(Work request): Scan the entries below for the string "flow" and copy every line where it turns up.

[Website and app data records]

§ §

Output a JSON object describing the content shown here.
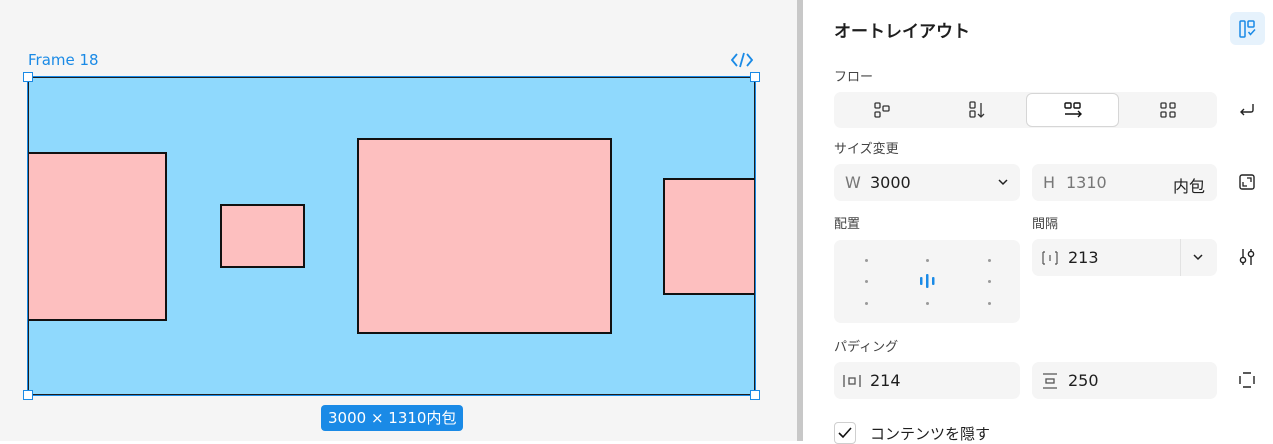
{
  "canvas": {
    "frame_name": "Frame 18",
    "size_badge": "3000 × 1310内包"
  },
  "panel": {
    "title": "オートレイアウト",
    "flow": {
      "label": "フロー",
      "options": [
        "grid-small-icon",
        "flow-vertical-icon",
        "flow-horizontal-icon",
        "grid-icon"
      ],
      "selected": 2
    },
    "resize": {
      "label": "サイズ変更",
      "w_label": "W",
      "w_value": "3000",
      "h_label": "H",
      "h_value": "1310",
      "h_mode": "内包"
    },
    "align": {
      "label": "配置",
      "selected": "center"
    },
    "gap": {
      "label": "間隔",
      "value": "213"
    },
    "padding": {
      "label": "パディング",
      "horizontal": "214",
      "vertical": "250"
    },
    "clip": {
      "label": "コンテンツを隠す",
      "checked": true
    }
  },
  "colors": {
    "accent": "#1a8ae6",
    "frame_fill": "#8fd9fd",
    "child_fill": "#fdbfbf"
  }
}
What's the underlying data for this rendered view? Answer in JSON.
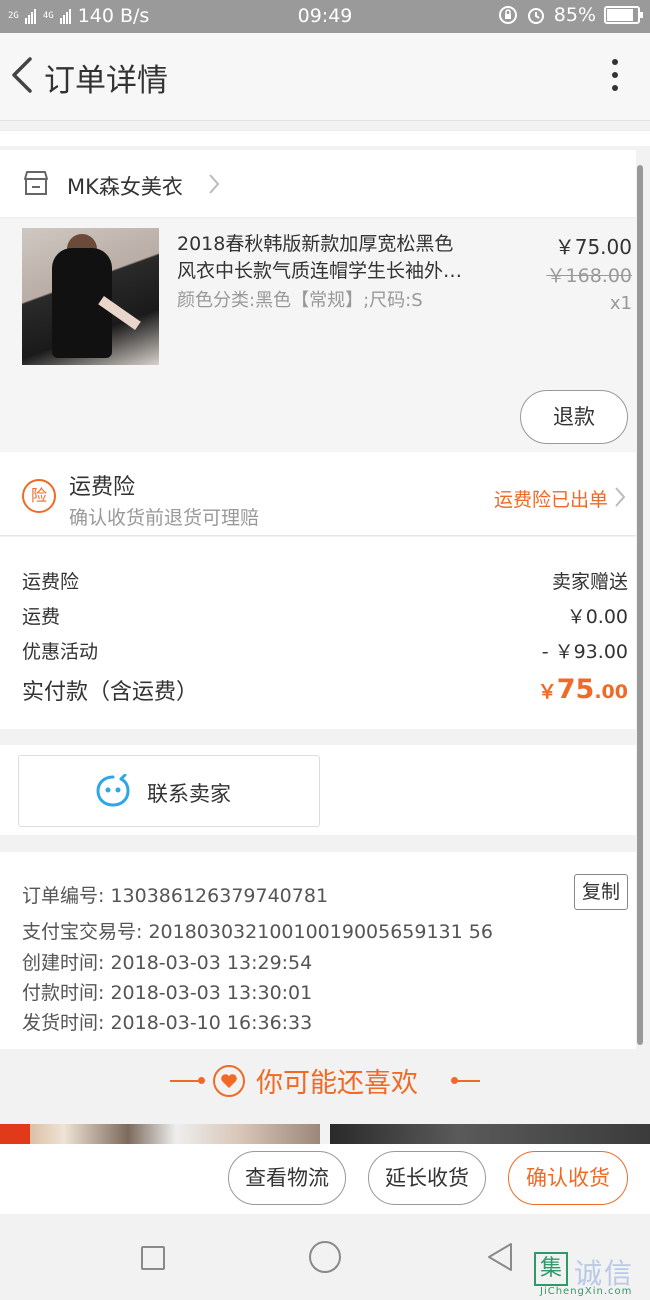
{
  "status_bar": {
    "net_speed": "140 B/s",
    "time": "09:49",
    "battery": "85%",
    "battery_level": 0.85,
    "sig1": "2G",
    "sig2": "4G"
  },
  "header": {
    "title": "订单详情"
  },
  "shop": {
    "name": "MK森女美衣"
  },
  "item": {
    "title_line1": "2018春秋韩版新款加厚宽松黑色",
    "title_line2": "风衣中长款气质连帽学生长袖外…",
    "spec": "颜色分类:黑色【常规】;尺码:S",
    "price": "￥75.00",
    "original_price": "￥168.00",
    "quantity": "x1",
    "refund_label": "退款"
  },
  "insurance": {
    "icon_char": "险",
    "title": "运费险",
    "subtitle": "确认收货前退货可理赔",
    "status": "运费险已出单"
  },
  "costs": [
    {
      "label": "运费险",
      "value": "卖家赠送"
    },
    {
      "label": "运费",
      "value": "￥0.00"
    },
    {
      "label": "优惠活动",
      "value": "- ￥93.00"
    }
  ],
  "total": {
    "label": "实付款（含运费）",
    "currency": "￥",
    "integer": "75",
    "decimal": ".00"
  },
  "contact": {
    "label": "联系卖家"
  },
  "order_info": {
    "order_no": "订单编号: 130386126379740781",
    "alipay_no": "支付宝交易号: 20180303210010019005659131 56",
    "created": "创建时间: 2018-03-03 13:29:54",
    "paid": "付款时间: 2018-03-03 13:30:01",
    "shipped": "发货时间: 2018-03-10 16:36:33",
    "copy_label": "复制"
  },
  "recommend": {
    "title": "你可能还喜欢"
  },
  "actions": {
    "logistics": "查看物流",
    "extend": "延长收货",
    "confirm": "确认收货"
  },
  "watermark": {
    "glyph": "集",
    "text": "诚信",
    "url": "JiChengXin.com"
  },
  "colors": {
    "accent": "#f06a25",
    "status_bar": "#9a9a9a",
    "contact_icon": "#2fa6e8"
  }
}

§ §

(Expected answer):
    "flow": {
        "flow-vertical-icon",
        "flow-horizontal-icon",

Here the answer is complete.